in reply to Re^3: Real life uses for closures.
in thread Real life uses for closures.
I mentioned this earlier, but might have been a little vague: Bytes::Random::Secure is a module that has both an OO and a "functions" interface. The functions interface is for simplicity, and the OO interface is for configurability. The functions interface is just a thin wrapper over a single private instantiation of the OO interface. That module only instantiates an internal-use object if one of the "functions" is used, so lazy instantiation. The functions all share the same object, once one is created. And the object must not be accessible outside of the scope of the module, so that it cannot be tampered with (easily).
So we use a narrowly scoped lexical to hold the object, and the functions that have access to it hold closures to the object.

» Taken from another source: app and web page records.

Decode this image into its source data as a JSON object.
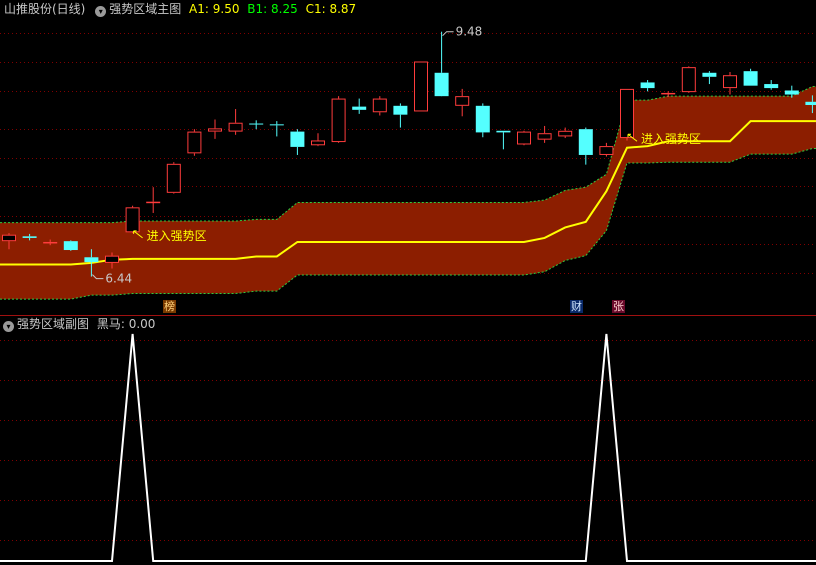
{
  "main_header": {
    "stock_title": "山推股份(日线)",
    "indicator_name": "强势区域主图",
    "a1_label": "A1: 9.50",
    "b1_label": "B1: 8.25",
    "c1_label": "C1: 8.87"
  },
  "sub_header": {
    "indicator_name": "强势区域副图",
    "value_label": "黑马: 0.00"
  },
  "markers": {
    "bang": "榜",
    "cai": "财",
    "zhang": "张"
  },
  "colors": {
    "up": "#ff3c3c",
    "down": "#54ffff",
    "band": "#8c1e00",
    "midline": "#ffff00",
    "annotation": "#ffff00",
    "signal": "#ffffff",
    "grid": "#800000",
    "a1": "#ffff00",
    "b1": "#00ff00",
    "c1": "#ffff00"
  },
  "chart_data": [
    {
      "type": "candlestick",
      "title": "强势区域主图",
      "ylim": [
        6.1,
        9.65
      ],
      "candles": [
        {
          "o": 6.88,
          "h": 6.98,
          "l": 6.78,
          "c": 6.96
        },
        {
          "o": 6.94,
          "h": 6.97,
          "l": 6.89,
          "c": 6.92
        },
        {
          "o": 6.86,
          "h": 6.9,
          "l": 6.83,
          "c": 6.87
        },
        {
          "o": 6.88,
          "h": 6.89,
          "l": 6.76,
          "c": 6.77
        },
        {
          "o": 6.68,
          "h": 6.78,
          "l": 6.44,
          "c": 6.62
        },
        {
          "o": 6.61,
          "h": 6.74,
          "l": 6.54,
          "c": 6.7
        },
        {
          "o": 6.99,
          "h": 7.32,
          "l": 6.98,
          "c": 7.3
        },
        {
          "o": 7.37,
          "h": 7.55,
          "l": 7.23,
          "c": 7.37
        },
        {
          "o": 7.48,
          "h": 7.86,
          "l": 7.47,
          "c": 7.84
        },
        {
          "o": 7.97,
          "h": 8.27,
          "l": 7.94,
          "c": 8.24
        },
        {
          "o": 8.24,
          "h": 8.39,
          "l": 8.15,
          "c": 8.28
        },
        {
          "o": 8.24,
          "h": 8.52,
          "l": 8.2,
          "c": 8.35
        },
        {
          "o": 8.34,
          "h": 8.38,
          "l": 8.27,
          "c": 8.33
        },
        {
          "o": 8.33,
          "h": 8.37,
          "l": 8.18,
          "c": 8.32
        },
        {
          "o": 8.24,
          "h": 8.27,
          "l": 7.95,
          "c": 8.05
        },
        {
          "o": 8.07,
          "h": 8.22,
          "l": 8.06,
          "c": 8.13
        },
        {
          "o": 8.11,
          "h": 8.68,
          "l": 8.1,
          "c": 8.65
        },
        {
          "o": 8.55,
          "h": 8.65,
          "l": 8.46,
          "c": 8.51
        },
        {
          "o": 8.48,
          "h": 8.68,
          "l": 8.44,
          "c": 8.65
        },
        {
          "o": 8.56,
          "h": 8.59,
          "l": 8.29,
          "c": 8.45
        },
        {
          "o": 8.49,
          "h": 9.11,
          "l": 8.49,
          "c": 9.11
        },
        {
          "o": 8.97,
          "h": 9.48,
          "l": 8.75,
          "c": 8.68
        },
        {
          "o": 8.56,
          "h": 8.77,
          "l": 8.43,
          "c": 8.68
        },
        {
          "o": 8.56,
          "h": 8.59,
          "l": 8.17,
          "c": 8.23
        },
        {
          "o": 8.25,
          "h": 8.25,
          "l": 8.02,
          "c": 8.23
        },
        {
          "o": 8.08,
          "h": 8.25,
          "l": 8.07,
          "c": 8.24
        },
        {
          "o": 8.14,
          "h": 8.31,
          "l": 8.1,
          "c": 8.22
        },
        {
          "o": 8.18,
          "h": 8.29,
          "l": 8.16,
          "c": 8.25
        },
        {
          "o": 8.27,
          "h": 8.29,
          "l": 7.83,
          "c": 7.95
        },
        {
          "o": 7.95,
          "h": 8.1,
          "l": 7.93,
          "c": 8.06
        },
        {
          "o": 8.16,
          "h": 8.77,
          "l": 8.13,
          "c": 8.77
        },
        {
          "o": 8.85,
          "h": 8.88,
          "l": 8.74,
          "c": 8.78
        },
        {
          "o": 8.71,
          "h": 8.74,
          "l": 8.67,
          "c": 8.72
        },
        {
          "o": 8.73,
          "h": 9.05,
          "l": 8.72,
          "c": 9.04
        },
        {
          "o": 8.97,
          "h": 8.99,
          "l": 8.83,
          "c": 8.92
        },
        {
          "o": 8.78,
          "h": 8.98,
          "l": 8.7,
          "c": 8.94
        },
        {
          "o": 8.99,
          "h": 9.02,
          "l": 8.81,
          "c": 8.81
        },
        {
          "o": 8.83,
          "h": 8.88,
          "l": 8.76,
          "c": 8.78
        },
        {
          "o": 8.75,
          "h": 8.81,
          "l": 8.66,
          "c": 8.7
        },
        {
          "o": 8.61,
          "h": 8.69,
          "l": 8.47,
          "c": 8.57
        }
      ],
      "band": {
        "upper": [
          7.11,
          7.11,
          7.11,
          7.11,
          7.11,
          7.11,
          7.13,
          7.13,
          7.13,
          7.13,
          7.13,
          7.13,
          7.15,
          7.15,
          7.36,
          7.36,
          7.36,
          7.36,
          7.36,
          7.36,
          7.36,
          7.36,
          7.36,
          7.36,
          7.36,
          7.36,
          7.39,
          7.51,
          7.55,
          7.71,
          8.63,
          8.63,
          8.68,
          8.68,
          8.68,
          8.68,
          8.68,
          8.68,
          8.68,
          8.8
        ],
        "mid": [
          6.59,
          6.59,
          6.59,
          6.59,
          6.61,
          6.65,
          6.66,
          6.66,
          6.66,
          6.66,
          6.66,
          6.66,
          6.69,
          6.69,
          6.87,
          6.87,
          6.87,
          6.87,
          6.87,
          6.87,
          6.87,
          6.87,
          6.87,
          6.87,
          6.87,
          6.87,
          6.92,
          7.05,
          7.12,
          7.5,
          8.04,
          8.06,
          8.12,
          8.12,
          8.12,
          8.12,
          8.37,
          8.37,
          8.37,
          8.37
        ],
        "lower": [
          6.16,
          6.16,
          6.16,
          6.16,
          6.21,
          6.21,
          6.23,
          6.23,
          6.23,
          6.23,
          6.23,
          6.23,
          6.26,
          6.26,
          6.46,
          6.46,
          6.46,
          6.46,
          6.46,
          6.46,
          6.46,
          6.46,
          6.46,
          6.46,
          6.46,
          6.46,
          6.5,
          6.64,
          6.7,
          7.01,
          7.85,
          7.85,
          7.86,
          7.86,
          7.86,
          7.86,
          7.96,
          7.96,
          7.96,
          8.03
        ]
      },
      "annotations": [
        {
          "text": "9.48",
          "index": 21,
          "value": 9.48
        },
        {
          "text": "6.44",
          "index": 4,
          "value": 6.44
        },
        {
          "text": "进入强势区",
          "index": 6,
          "value": 6.97
        },
        {
          "text": "进入强势区",
          "index": 30,
          "value": 8.17
        }
      ],
      "values": {
        "A1": 9.5,
        "B1": 8.25,
        "C1": 8.87
      },
      "markers": [
        {
          "text": "榜",
          "index": 8
        },
        {
          "text": "财",
          "index": 27
        },
        {
          "text": "张",
          "index": 29
        }
      ]
    },
    {
      "type": "line",
      "title": "强势区域副图",
      "series": [
        {
          "name": "黑马",
          "values": [
            0,
            0,
            0,
            0,
            0,
            0,
            1,
            0,
            0,
            0,
            0,
            0,
            0,
            0,
            0,
            0,
            0,
            0,
            0,
            0,
            0,
            0,
            0,
            0,
            0,
            0,
            0,
            0,
            0,
            1,
            0,
            0,
            0,
            0,
            0,
            0,
            0,
            0,
            0,
            0
          ]
        }
      ],
      "ylim": [
        0,
        1
      ]
    }
  ]
}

A lot of strategies were tossed about before settling on this implementation. All (including this approach) have one drawback or another. This seemed to be the least nutty. As for the decision to have a module that provides two interfaces, that was because we ran out of gas on being able to provide per-caller configurability and compartmentalization without going to an object interface, and yet didn't want to break our easy to use "functions" interface.
So this is an example of using a closure to share an object across several functions. In a way it feels a little like C programming, where "OO" means passing a handle around. Only because we get to use a closure there's no need to bother the user with some handle.